On the Eve of Iowa, Social Media Numbers for the Republican Candidates

8 Shares

Courtesy of our friend Steven Kleine, Principal at Ensomo (a social media monitoring and analysis firm), see below for a graph of the online mentions of the various Republican presidential candidates in the week ending Friday, December 30th. (If you want the actual hard numbers, charts are here.)

Click for larger version

Important: these are NATIONAL numbers, not Iowa-specific (Iowa-only numbers would have cost thousands of dollars in any monitoring tool we had access to). So, these data include mentions of the candidates’ names by Republicans, Democrats and others across the country. Hence, they reflect public discussion among members of the online chattering class. Professional journalists and bloggers, note: if you have a news-gathering budget, consider investing in state-specific social media reports in 2012.

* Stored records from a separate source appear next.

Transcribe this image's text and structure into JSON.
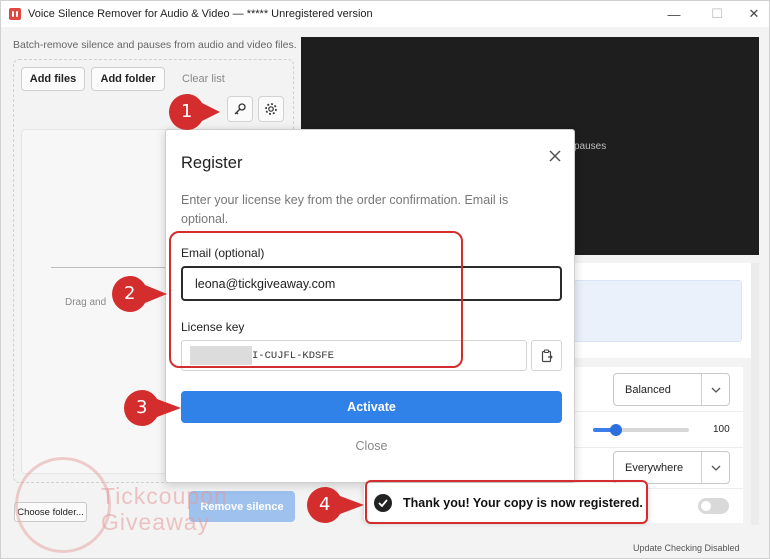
{
  "window": {
    "title": "Voice Silence Remover for Audio & Video — ***** Unregistered version",
    "minimize_glyph": "—",
    "maximize_glyph": "☐",
    "close_glyph": "✕"
  },
  "left_panel": {
    "subtitle": "Batch-remove silence and pauses from audio and video files.",
    "add_files": "Add files",
    "add_folder": "Add folder",
    "clear_list": "Clear list",
    "drag_text": "Drag and",
    "choose_folder": "Choose folder...",
    "remove_silence": "Remove silence"
  },
  "preview": {
    "text": "pauses"
  },
  "settings": {
    "mode_value": "Balanced",
    "slider_value": "100",
    "slider_level": 0.24,
    "position_value": "Everywhere",
    "toggle_on": false
  },
  "status_bar": {
    "text": "Update Checking Disabled"
  },
  "dialog": {
    "title": "Register",
    "description": "Enter your license key from the order confirmation. Email is optional.",
    "email_label": "Email (optional)",
    "email_value": "leona@tickgiveaway.com",
    "license_label": "License key",
    "license_visible_suffix": "I-CUJFL-KDSFE",
    "activate_label": "Activate",
    "close_label": "Close"
  },
  "toast": {
    "text": "Thank you! Your copy is now registered."
  },
  "annotations": {
    "markers": [
      "1",
      "2",
      "3",
      "4"
    ],
    "color": "#d42d2d"
  },
  "watermark": {
    "line1": "Tickcoupon",
    "line2": "Giveaway"
  },
  "colors": {
    "accent": "#3182e8",
    "preview_bg": "#1e1e1e",
    "annotation_red": "#d42d2d"
  }
}
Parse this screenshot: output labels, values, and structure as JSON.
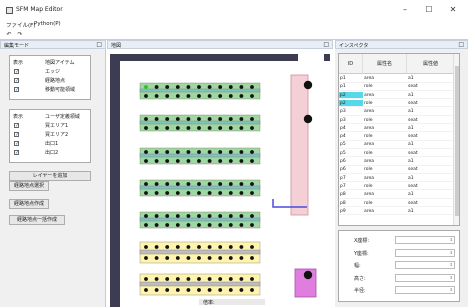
{
  "window": {
    "title": "SFM Map Editor",
    "minimize": "–",
    "maximize": "☐",
    "close": "✕"
  },
  "menu": [
    "ファイル(F)",
    "Python(P)"
  ],
  "toolbar": {
    "undo_icon": "↶",
    "redo_icon": "↷"
  },
  "left_panel": {
    "title": "編集モード",
    "close": "□",
    "layers_header": {
      "col1": "表示",
      "col2": "地図アイテム"
    },
    "layers": [
      {
        "checked": true,
        "label": "エッジ"
      },
      {
        "checked": true,
        "label": "経路地点"
      },
      {
        "checked": true,
        "label": "移動可能領域"
      }
    ],
    "user_layers_header": {
      "col1": "表示",
      "col2": "ユーザ定義領域"
    },
    "user_layers": [
      {
        "checked": true,
        "label": "買エリア1"
      },
      {
        "checked": true,
        "label": "買エリア2"
      },
      {
        "checked": true,
        "label": "出口1"
      },
      {
        "checked": true,
        "label": "出口2"
      }
    ],
    "add_layer_button": "レイヤーを追加",
    "buttons": [
      "経路地点選択",
      "経路地点作成",
      "経路地点一括作成"
    ]
  },
  "map_panel": {
    "title": "地図",
    "close": "□",
    "zoom_label": "倍率:"
  },
  "right_panel": {
    "title": "インスペクタ",
    "close": "□",
    "columns": [
      "ID",
      "属性名",
      "属性値"
    ],
    "rows": [
      [
        "p1",
        "area",
        "a1"
      ],
      [
        "p1",
        "role",
        "seat"
      ],
      [
        "p2",
        "area",
        "a1"
      ],
      [
        "p2",
        "role",
        "seat"
      ],
      [
        "p3",
        "area",
        "a1"
      ],
      [
        "p3",
        "role",
        "seat"
      ],
      [
        "p4",
        "area",
        "a1"
      ],
      [
        "p4",
        "role",
        "seat"
      ],
      [
        "p5",
        "area",
        "a1"
      ],
      [
        "p5",
        "role",
        "seat"
      ],
      [
        "p6",
        "area",
        "a1"
      ],
      [
        "p6",
        "role",
        "seat"
      ],
      [
        "p7",
        "area",
        "a1"
      ],
      [
        "p7",
        "role",
        "seat"
      ],
      [
        "p8",
        "area",
        "a1"
      ],
      [
        "p8",
        "role",
        "seat"
      ],
      [
        "p9",
        "area",
        "a1"
      ]
    ],
    "selected_row": "p2",
    "coords": [
      "X座標:",
      "Y座標:",
      "幅:",
      "高さ:",
      "半径:"
    ]
  },
  "colors": {
    "table_green": "#9fd7a0",
    "table_cyan": "#7fc4c0",
    "table_yellow": "#fff3b0",
    "table_gray": "#bdbdbd",
    "wall_dark": "#3c3c52",
    "door_pink": "#f4cfd6",
    "door_magenta": "#e07ee0",
    "edge_blue": "#4a4adf",
    "selected_cyan": "#55d8e8"
  }
}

A few trends to note:

  1. Ron Paul’s rapid rise and fall, no doubt triggered at least in part to widespread reaction to his newfound prominence in the polls — and the newsletter stories.
  2. Rick Santorum’s sudden spike and fall toward the end of the week.
  3. Newt Gingrich’s steady post-Christmas decline.
  4. Rick Perry’s steadily low numbers (despite major advertising in Iowa). His mentions could be artificially low, though, because Steve had to restrict his query to “Rick Perry,” not “Perry.” Otherwise, mentions of Katy Perry and others (it’s a common name) would have distorted the results.
  5. Also note that Michelle Bachmann’s numbers were so low as to barely register and aren’t included.

Interestingly, the trends get reduced if you exclude “likes” and retweets from the numbers. Likes and retweets indicate amplification of someone else’s opinions rather than the creation of a new opinion or piece of content, so they seem more subject to volatility. They may also suggest which trends are catching on among the broader public rather than the smaller number of actual opinion leaders who create the bulk of the fresh content.

In any case, here are the resulting graphs; note that likes/retweets comprise about 40% of social media mentions in total.

Click for larger version

Social media mentions, retweets and likes excluded

Click for larger version

cpd

8 Shares

4 Comments:

  1. Mark Pack

    An interesting analysis and thanks for sharing. One small thought for the future: any chance of ditching the 3D graphs? The 3D effect makes it much harder to see what the graphs are really showing I think.

  2. Pingback: Ron Paul Could Win Iowa, Based On His Facebook Reach

  3. Pingback: Ron Paul Could Win Iowa, Based On His Facebook Reach – Facebook Is Down

  4. Pingback: e.politics: online advocacy tools & tactics » How Twitter DIDN’T Predict the Iowa Caucus Outcome

Back Top